_To do_
For each line below that includes the word "letter", make a copy.
----------
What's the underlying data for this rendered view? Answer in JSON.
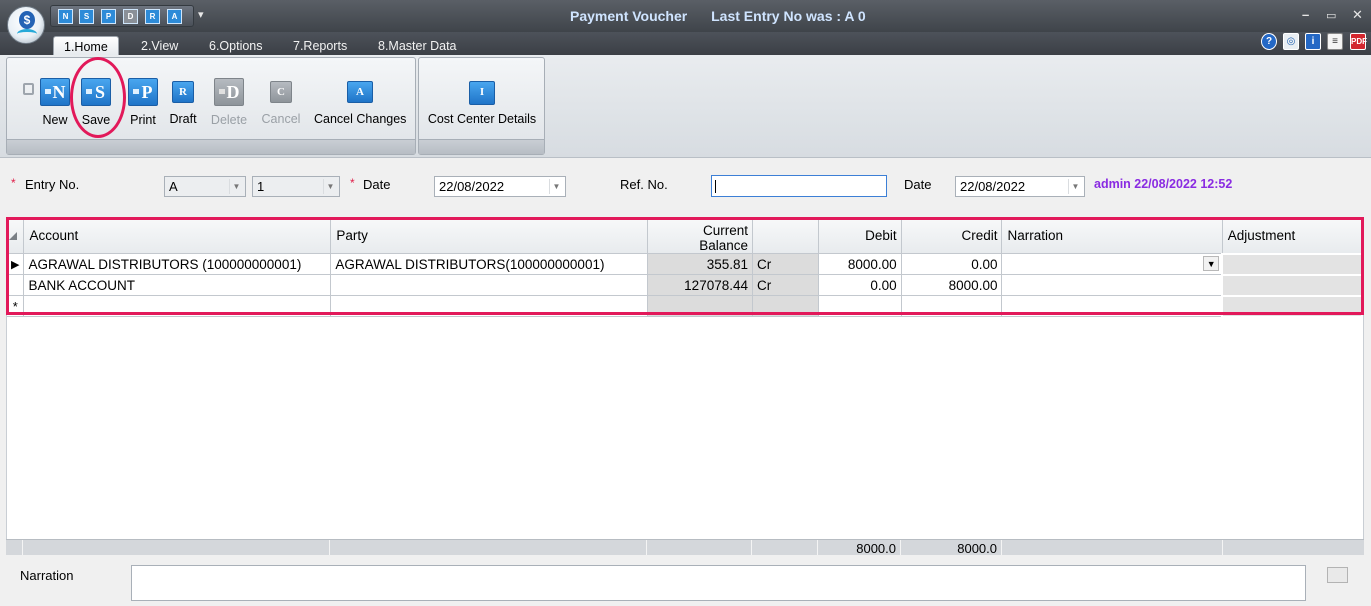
{
  "window": {
    "title": "Payment Voucher",
    "last_entry": "Last Entry No was : A 0",
    "minimize": "–",
    "maximize": "▭",
    "close": "✕"
  },
  "quick_access": {
    "buttons": [
      "N",
      "S",
      "P",
      "D",
      "R",
      "A"
    ],
    "more": "▾"
  },
  "menu": {
    "tabs": [
      "1.Home",
      "2.View",
      "6.Options",
      "7.Reports",
      "8.Master Data"
    ],
    "active_tab": "1.Home",
    "right_icons": [
      "help-icon",
      "support-icon",
      "info-icon",
      "notes-icon",
      "pdf-icon"
    ]
  },
  "ribbon": {
    "buttons": [
      {
        "label": "New",
        "letter": "N",
        "enabled": true
      },
      {
        "label": "Save",
        "letter": "S",
        "enabled": true
      },
      {
        "label": "Print",
        "letter": "P",
        "enabled": true
      },
      {
        "label": "Draft",
        "letter": "R",
        "enabled": true
      },
      {
        "label": "Delete",
        "letter": "D",
        "enabled": false
      },
      {
        "label": "Cancel",
        "letter": "C",
        "enabled": false
      },
      {
        "label": "Cancel Changes",
        "letter": "A",
        "enabled": true
      }
    ],
    "extra": {
      "label": "Cost Center Details",
      "letter": "I"
    }
  },
  "form": {
    "required_mark": "*",
    "entry_no_label": "Entry No.",
    "series_value": "A",
    "entry_no_value": "1",
    "date_label": "Date",
    "date_value": "22/08/2022",
    "ref_no_label": "Ref. No.",
    "ref_no_value": "",
    "ref_date_label": "Date",
    "ref_date_value": "22/08/2022",
    "audit": "admin 22/08/2022 12:52"
  },
  "grid": {
    "columns": [
      "Account",
      "Party",
      "Current Balance",
      "",
      "Debit",
      "Credit",
      "Narration",
      "Adjustment"
    ],
    "rows": [
      {
        "account": "AGRAWAL DISTRIBUTORS (100000000001)",
        "party": "AGRAWAL DISTRIBUTORS(100000000001)",
        "balance": "355.81",
        "dr_cr": "Cr",
        "debit": "8000.00",
        "credit": "0.00",
        "narration": "",
        "adjustment": ""
      },
      {
        "account": "BANK ACCOUNT",
        "party": "",
        "balance": "127078.44",
        "dr_cr": "Cr",
        "debit": "0.00",
        "credit": "8000.00",
        "narration": "",
        "adjustment": ""
      }
    ],
    "new_row_marker": "*",
    "current_row_marker": "▶",
    "dropdown_arrow": "▼",
    "totals": {
      "debit": "8000.0",
      "credit": "8000.0"
    }
  },
  "narration": {
    "label": "Narration",
    "value": ""
  },
  "colors": {
    "highlight": "#e2195a",
    "accent": "#1f74c8",
    "audit_text": "#8a2be2"
  }
}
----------
_Exercise output_
        "letter": "N",
        "letter": "S",
        "letter": "P",
        "letter": "R",
        "letter": "D",
        "letter": "C",
        "letter": "A",
      "letter": "I"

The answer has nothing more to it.